(Materials provided Opens)

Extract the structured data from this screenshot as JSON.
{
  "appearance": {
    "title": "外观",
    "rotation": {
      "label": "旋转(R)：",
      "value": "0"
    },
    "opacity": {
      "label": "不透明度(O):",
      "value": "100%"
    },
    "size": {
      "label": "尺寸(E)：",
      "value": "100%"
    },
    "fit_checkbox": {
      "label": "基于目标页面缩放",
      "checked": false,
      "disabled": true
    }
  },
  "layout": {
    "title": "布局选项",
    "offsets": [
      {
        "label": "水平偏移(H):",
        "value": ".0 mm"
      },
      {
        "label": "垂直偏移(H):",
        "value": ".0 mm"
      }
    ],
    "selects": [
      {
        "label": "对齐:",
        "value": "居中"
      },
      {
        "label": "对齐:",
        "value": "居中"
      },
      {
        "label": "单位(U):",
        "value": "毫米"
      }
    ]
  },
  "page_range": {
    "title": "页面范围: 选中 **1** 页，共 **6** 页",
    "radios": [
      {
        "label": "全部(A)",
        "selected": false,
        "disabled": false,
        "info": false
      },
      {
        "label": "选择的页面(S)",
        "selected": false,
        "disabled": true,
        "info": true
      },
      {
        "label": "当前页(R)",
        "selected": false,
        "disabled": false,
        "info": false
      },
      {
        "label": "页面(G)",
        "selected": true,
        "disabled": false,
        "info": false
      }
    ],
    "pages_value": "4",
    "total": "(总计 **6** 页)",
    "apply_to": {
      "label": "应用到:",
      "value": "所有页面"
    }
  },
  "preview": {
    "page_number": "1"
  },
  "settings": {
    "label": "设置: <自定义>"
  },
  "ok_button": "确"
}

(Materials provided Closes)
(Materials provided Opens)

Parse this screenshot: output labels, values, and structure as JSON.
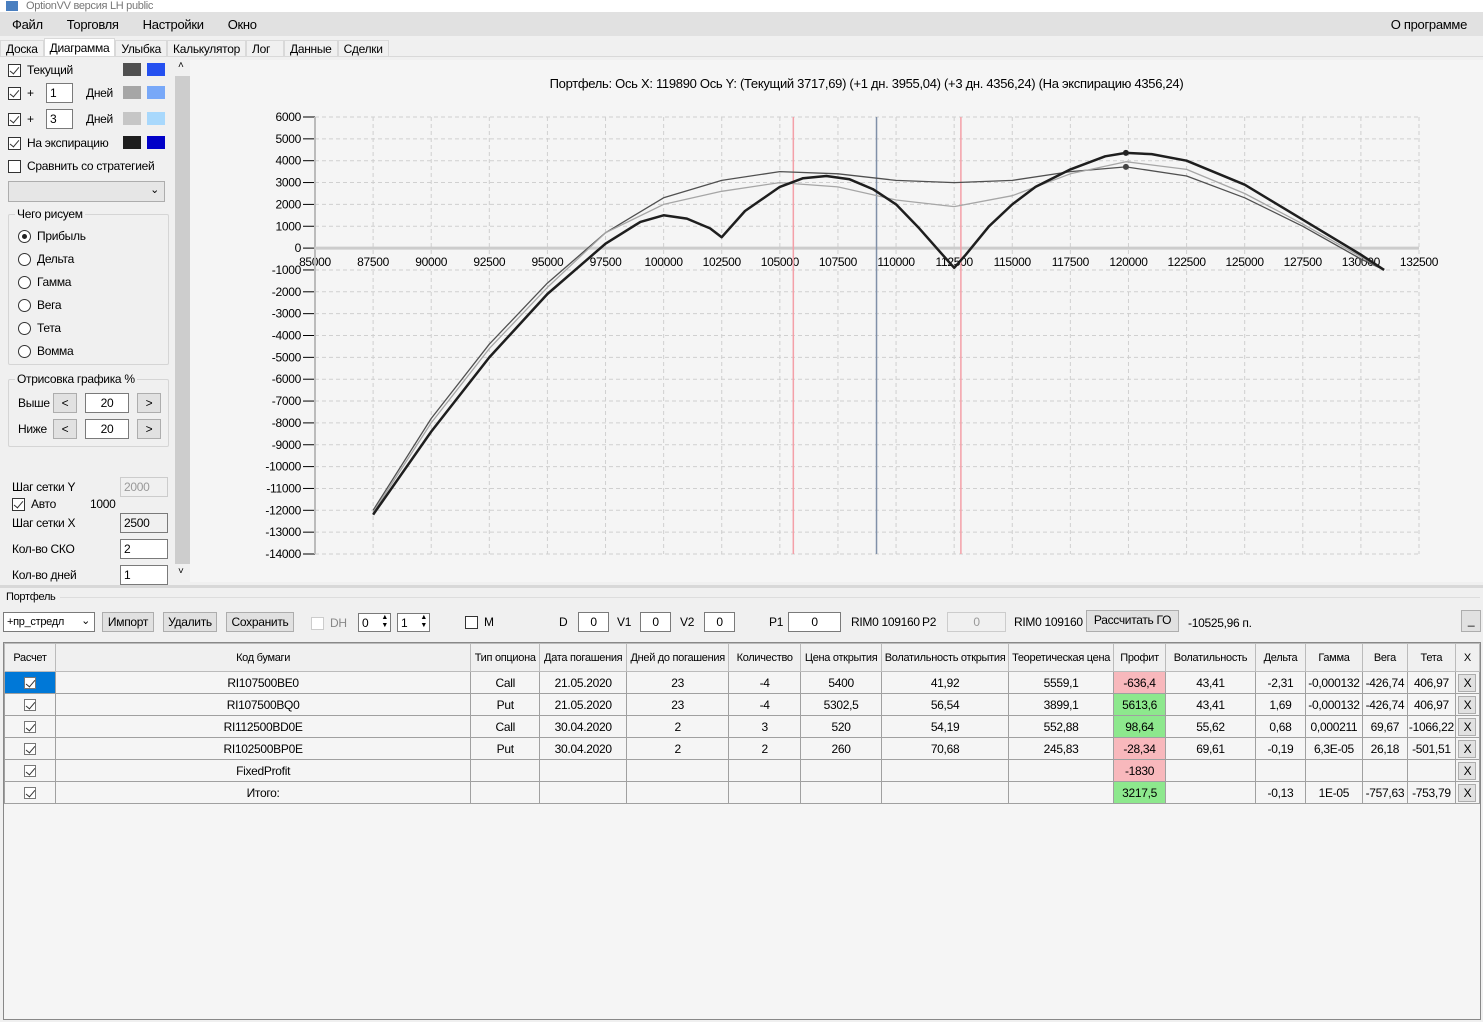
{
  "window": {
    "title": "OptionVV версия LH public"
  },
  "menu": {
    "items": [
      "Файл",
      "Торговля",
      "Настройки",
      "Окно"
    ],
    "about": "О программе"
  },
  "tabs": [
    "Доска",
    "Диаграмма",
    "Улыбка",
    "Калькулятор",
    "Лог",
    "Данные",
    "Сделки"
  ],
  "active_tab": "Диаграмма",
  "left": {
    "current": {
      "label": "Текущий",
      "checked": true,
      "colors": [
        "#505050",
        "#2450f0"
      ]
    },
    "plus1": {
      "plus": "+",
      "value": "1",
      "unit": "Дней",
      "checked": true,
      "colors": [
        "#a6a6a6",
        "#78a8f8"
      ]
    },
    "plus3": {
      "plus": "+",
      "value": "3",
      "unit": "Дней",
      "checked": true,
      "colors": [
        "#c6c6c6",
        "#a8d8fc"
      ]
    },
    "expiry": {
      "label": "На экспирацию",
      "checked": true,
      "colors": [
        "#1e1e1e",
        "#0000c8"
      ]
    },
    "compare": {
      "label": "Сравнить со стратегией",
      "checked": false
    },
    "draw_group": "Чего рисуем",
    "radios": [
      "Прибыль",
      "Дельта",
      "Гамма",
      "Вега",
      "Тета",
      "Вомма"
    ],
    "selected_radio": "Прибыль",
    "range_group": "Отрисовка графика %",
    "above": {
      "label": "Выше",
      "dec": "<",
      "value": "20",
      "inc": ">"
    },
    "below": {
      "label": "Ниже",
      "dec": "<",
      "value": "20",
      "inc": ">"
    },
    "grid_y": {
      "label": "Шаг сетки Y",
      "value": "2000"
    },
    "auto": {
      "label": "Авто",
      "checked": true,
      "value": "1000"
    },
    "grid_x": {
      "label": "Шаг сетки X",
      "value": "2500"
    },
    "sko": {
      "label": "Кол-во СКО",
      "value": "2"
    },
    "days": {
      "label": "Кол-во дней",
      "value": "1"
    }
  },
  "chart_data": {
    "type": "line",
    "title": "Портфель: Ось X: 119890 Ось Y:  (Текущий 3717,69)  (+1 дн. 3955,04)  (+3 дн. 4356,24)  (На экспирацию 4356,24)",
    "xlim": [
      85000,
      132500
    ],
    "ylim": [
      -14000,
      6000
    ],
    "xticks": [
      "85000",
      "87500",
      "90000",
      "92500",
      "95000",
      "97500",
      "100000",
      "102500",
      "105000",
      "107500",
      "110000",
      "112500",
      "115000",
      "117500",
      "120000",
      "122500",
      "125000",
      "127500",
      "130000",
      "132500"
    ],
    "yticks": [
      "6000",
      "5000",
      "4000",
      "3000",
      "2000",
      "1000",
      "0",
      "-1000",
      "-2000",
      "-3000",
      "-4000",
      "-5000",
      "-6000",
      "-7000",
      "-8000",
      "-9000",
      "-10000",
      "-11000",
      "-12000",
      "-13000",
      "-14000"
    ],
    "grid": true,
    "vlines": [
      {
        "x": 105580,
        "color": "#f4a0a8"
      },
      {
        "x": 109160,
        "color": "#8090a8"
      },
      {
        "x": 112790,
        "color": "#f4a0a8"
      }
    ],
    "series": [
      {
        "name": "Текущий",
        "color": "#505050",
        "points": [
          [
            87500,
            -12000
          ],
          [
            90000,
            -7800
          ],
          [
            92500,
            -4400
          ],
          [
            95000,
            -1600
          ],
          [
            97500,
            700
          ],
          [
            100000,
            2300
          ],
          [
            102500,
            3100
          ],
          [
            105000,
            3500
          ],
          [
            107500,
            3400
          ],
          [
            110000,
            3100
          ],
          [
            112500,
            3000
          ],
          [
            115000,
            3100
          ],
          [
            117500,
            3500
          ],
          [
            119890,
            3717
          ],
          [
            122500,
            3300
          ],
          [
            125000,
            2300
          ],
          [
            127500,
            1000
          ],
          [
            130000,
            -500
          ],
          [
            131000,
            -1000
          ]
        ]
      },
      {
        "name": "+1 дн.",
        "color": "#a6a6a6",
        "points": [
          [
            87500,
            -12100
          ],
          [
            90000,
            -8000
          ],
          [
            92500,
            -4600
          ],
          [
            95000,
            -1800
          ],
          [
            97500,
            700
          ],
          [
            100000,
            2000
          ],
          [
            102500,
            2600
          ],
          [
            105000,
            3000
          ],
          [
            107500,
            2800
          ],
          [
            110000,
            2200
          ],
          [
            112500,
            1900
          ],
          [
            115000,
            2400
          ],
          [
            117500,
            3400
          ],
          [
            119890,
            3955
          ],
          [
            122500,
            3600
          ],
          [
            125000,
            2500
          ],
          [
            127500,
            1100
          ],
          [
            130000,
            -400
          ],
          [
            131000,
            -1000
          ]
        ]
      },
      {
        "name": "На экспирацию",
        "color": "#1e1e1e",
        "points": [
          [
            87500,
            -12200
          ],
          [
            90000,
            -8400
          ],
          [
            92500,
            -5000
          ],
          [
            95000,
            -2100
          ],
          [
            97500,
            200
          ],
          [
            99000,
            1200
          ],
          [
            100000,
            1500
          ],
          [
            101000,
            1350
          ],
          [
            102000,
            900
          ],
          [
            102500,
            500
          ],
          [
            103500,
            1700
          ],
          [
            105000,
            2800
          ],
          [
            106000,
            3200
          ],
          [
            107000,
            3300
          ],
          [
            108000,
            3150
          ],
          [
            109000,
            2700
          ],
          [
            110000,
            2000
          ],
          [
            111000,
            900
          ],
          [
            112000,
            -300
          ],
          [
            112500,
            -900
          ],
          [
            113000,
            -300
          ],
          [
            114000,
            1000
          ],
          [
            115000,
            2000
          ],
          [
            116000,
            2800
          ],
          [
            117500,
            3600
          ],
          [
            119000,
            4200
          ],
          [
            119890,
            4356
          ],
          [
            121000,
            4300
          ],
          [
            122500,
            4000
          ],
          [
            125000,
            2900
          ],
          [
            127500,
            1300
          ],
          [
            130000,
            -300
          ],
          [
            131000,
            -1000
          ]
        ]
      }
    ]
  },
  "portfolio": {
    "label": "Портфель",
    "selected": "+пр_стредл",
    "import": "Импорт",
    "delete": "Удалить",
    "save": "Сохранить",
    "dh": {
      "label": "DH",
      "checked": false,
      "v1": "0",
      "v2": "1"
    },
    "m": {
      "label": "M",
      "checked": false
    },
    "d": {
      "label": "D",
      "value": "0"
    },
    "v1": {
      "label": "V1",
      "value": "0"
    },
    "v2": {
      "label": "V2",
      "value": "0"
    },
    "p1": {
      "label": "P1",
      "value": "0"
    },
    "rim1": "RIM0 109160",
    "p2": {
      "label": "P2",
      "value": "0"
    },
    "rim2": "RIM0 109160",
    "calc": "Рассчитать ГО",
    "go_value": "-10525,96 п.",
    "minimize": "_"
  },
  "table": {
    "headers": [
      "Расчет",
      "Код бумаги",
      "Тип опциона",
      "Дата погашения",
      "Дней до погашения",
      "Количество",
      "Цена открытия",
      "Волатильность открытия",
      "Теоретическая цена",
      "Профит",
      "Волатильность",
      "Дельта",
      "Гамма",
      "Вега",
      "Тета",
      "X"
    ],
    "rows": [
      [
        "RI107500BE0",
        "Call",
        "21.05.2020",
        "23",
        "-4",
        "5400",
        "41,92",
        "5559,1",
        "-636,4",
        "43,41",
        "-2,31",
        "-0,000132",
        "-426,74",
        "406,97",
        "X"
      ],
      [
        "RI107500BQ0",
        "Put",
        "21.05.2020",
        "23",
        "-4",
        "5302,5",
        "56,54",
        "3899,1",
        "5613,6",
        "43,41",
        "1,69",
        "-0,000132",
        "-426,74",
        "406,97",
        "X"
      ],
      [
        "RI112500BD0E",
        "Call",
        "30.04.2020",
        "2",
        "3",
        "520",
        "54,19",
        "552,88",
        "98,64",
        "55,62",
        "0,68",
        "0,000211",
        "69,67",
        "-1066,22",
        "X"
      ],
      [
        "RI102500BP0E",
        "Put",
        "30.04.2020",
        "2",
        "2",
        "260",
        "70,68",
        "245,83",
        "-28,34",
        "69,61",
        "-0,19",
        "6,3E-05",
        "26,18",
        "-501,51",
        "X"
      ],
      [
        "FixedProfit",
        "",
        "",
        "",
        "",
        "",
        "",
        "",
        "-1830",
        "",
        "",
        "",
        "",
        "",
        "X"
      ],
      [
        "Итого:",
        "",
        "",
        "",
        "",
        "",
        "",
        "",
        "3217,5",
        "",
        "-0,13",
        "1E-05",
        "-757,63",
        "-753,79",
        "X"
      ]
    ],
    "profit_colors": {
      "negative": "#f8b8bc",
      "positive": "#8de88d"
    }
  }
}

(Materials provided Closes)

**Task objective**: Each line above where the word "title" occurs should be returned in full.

**Solution to this problem**:
    "title": "外观",
    "title": "布局选项",
    "title": "页面范围: 选中 **1** 页，共 **6** 页",
    "title": "OptionVV версия LH public"
    "title": "Портфель: Ось X: 119890 Ось Y:  (Текущий 3717,69)  (+1 дн. 3955,04)  (+3 дн. 4356,24)  (На экспирацию 4356,24)",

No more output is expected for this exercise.